April 24th marked what would have been my departed father’s 69th birthday. As I have written before it has been a struggle figuring out how to honor my father since he was a difficult man in life. When I first began meeting with my father in ritual, I was offering beer and a few good thoughts. Beer, although a clear favorite of his, was an odd choice since it was also his downfall. I justified my choice by reasoning that it could no longer affect his physical body. But in honestly I have no idea what drinks and food do for or to a spirit. I simply gave beer because it was one of the few things I knew he enjoyed. I had no clue how to approach ancestor worship with my father so I just winged it, hoping that eventually I would find my way. Hoping that he would at least appreciate the effort. If not, at least I would help myself in the grieving process.
Now, my practice has changed slightly, I stopped offering alcohol for the time being. Thanks to a suggestion in Haitian Vodou Handbook by Kenaz Filan instead I started offering him blessed spring water. Water to purify and promote clarity on his new spiritual journey.
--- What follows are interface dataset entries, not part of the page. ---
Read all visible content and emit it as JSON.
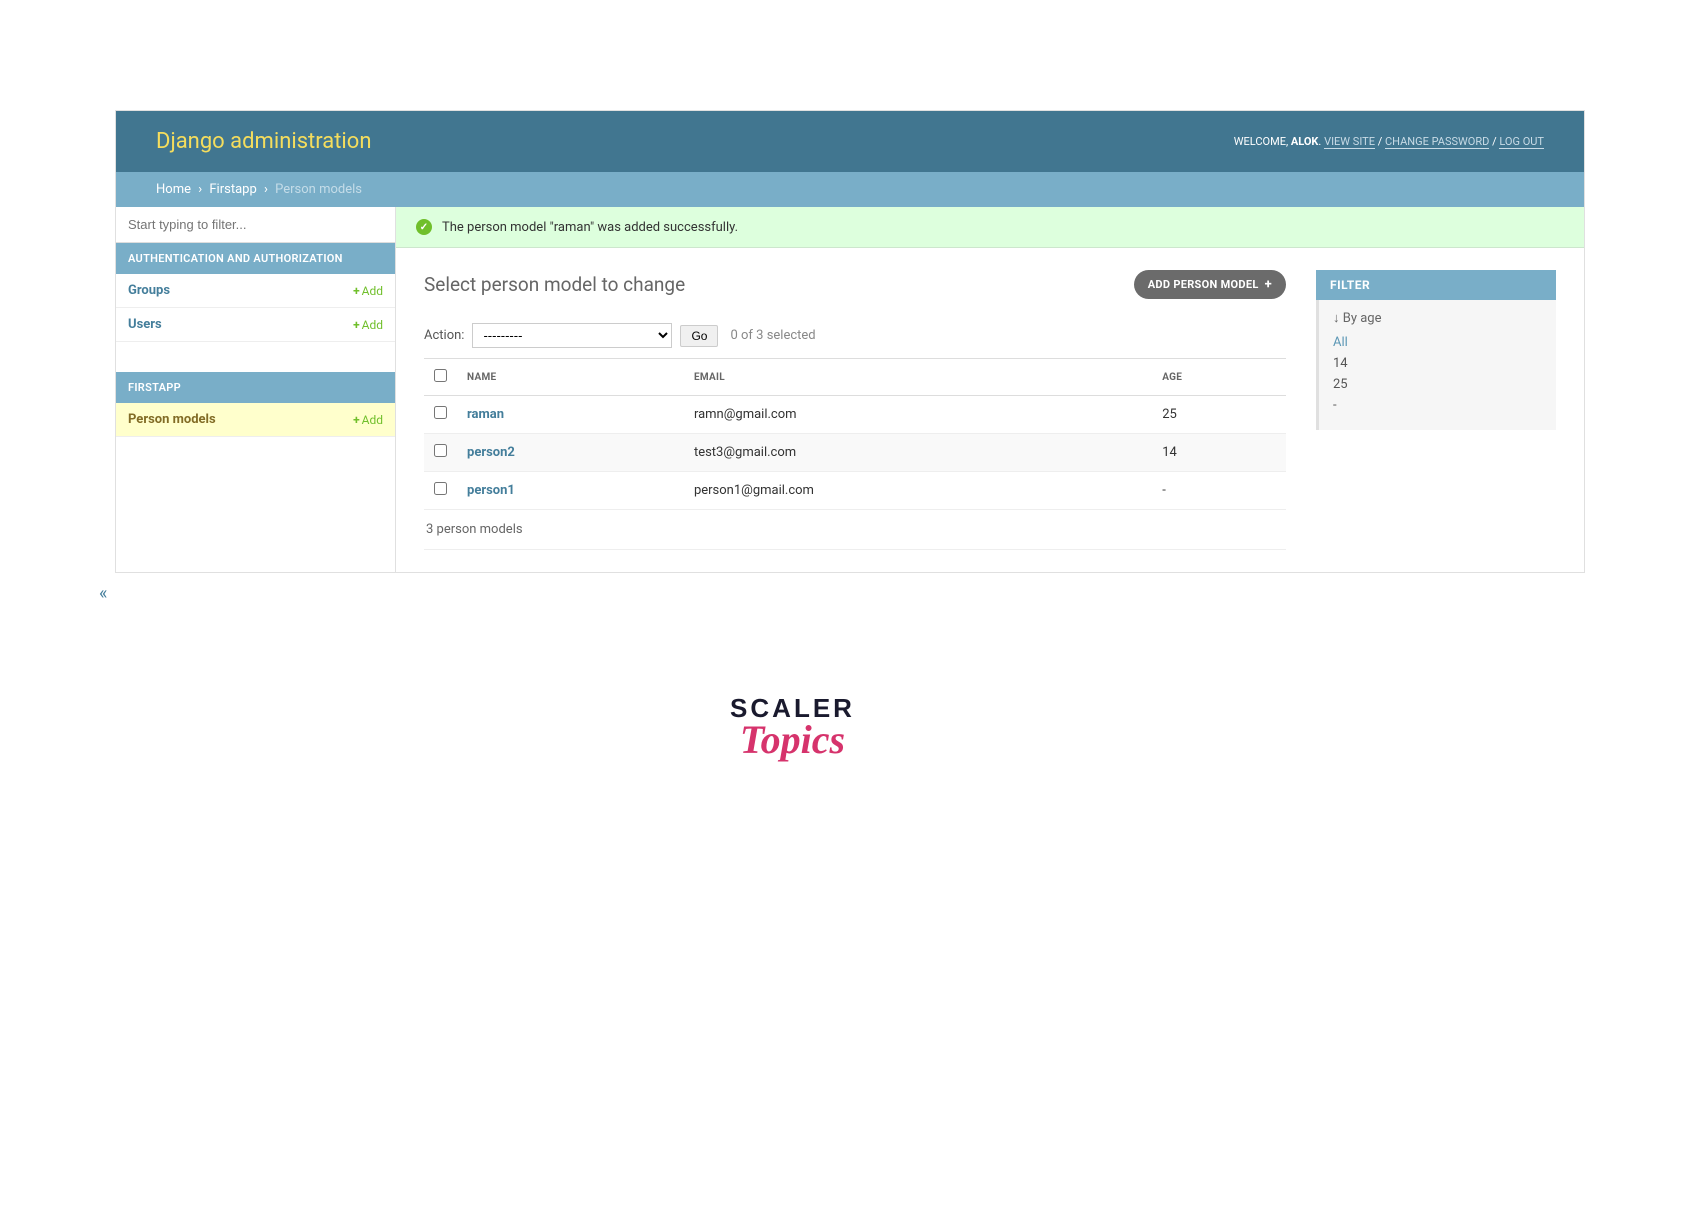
{
  "branding": {
    "title": "Django administration",
    "welcome": "WELCOME, ",
    "username": "ALOK",
    "view_site": "VIEW SITE",
    "change_password": "CHANGE PASSWORD",
    "log_out": "LOG OUT"
  },
  "breadcrumbs": {
    "home": "Home",
    "app": "Firstapp",
    "current": "Person models"
  },
  "sidebar": {
    "filter_placeholder": "Start typing to filter...",
    "sections": [
      {
        "header": "AUTHENTICATION AND AUTHORIZATION",
        "items": [
          {
            "label": "Groups",
            "add": "Add"
          },
          {
            "label": "Users",
            "add": "Add"
          }
        ]
      },
      {
        "header": "FIRSTAPP",
        "items": [
          {
            "label": "Person models",
            "add": "Add",
            "active": true
          }
        ]
      }
    ]
  },
  "message": {
    "text": "The person model \"raman\" was added successfully."
  },
  "page": {
    "title": "Select person model to change",
    "add_button": "ADD PERSON MODEL"
  },
  "actions": {
    "label": "Action:",
    "placeholder": "---------",
    "go": "Go",
    "counter": "0 of 3 selected"
  },
  "table": {
    "columns": {
      "name": "NAME",
      "email": "EMAIL",
      "age": "AGE"
    },
    "rows": [
      {
        "name": "raman",
        "email": "ramn@gmail.com",
        "age": "25"
      },
      {
        "name": "person2",
        "email": "test3@gmail.com",
        "age": "14"
      },
      {
        "name": "person1",
        "email": "person1@gmail.com",
        "age": "-"
      }
    ]
  },
  "paginator": "3 person models",
  "filter": {
    "header": "FILTER",
    "title": "↓ By age",
    "options": [
      {
        "label": "All",
        "selected": true
      },
      {
        "label": "14"
      },
      {
        "label": "25"
      },
      {
        "label": "-"
      }
    ]
  },
  "collapse_glyph": "«",
  "logo": {
    "main": "SCALER",
    "sub": "Topics"
  }
}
This offering feels more authentic and active. For even when I do not have good words to offer or there are no messages to receive, I can still give this small blessing. It is something I can do even when I am in the angry stage of grieving. “ Hey I do not want to talk and engage you, but I wish for you clarity and peace.” However, I found myself often wishing that “this water brings purification so that we may one day have a healthy relationship.” The water offerings have opened a new door for communicating with my father.
For his birthday, I did a little more than my regular offering. I gave him a present of playing cards. Playing cards was one of the healthy activities I recall him participating in with his friends. After I gave the offering, I played and sang along with a recording of Stevie Wonder’s Happy Birthday. My Dad would always leave long annoying voice messages on my birthday singing this song. It drove me wild back then but now it is one of the few precious memories. When it came time to snuff out the candle, I whispered to my father “ I miss you.” It was the first time I was not stuck between angry and confusion. For the first time, I allowed myself to remember and embrace the good side of my father. I allowed myself to set aside the beer drinking and angry man long enough to honor the funny playful dad.
Happy Birthday, Dad.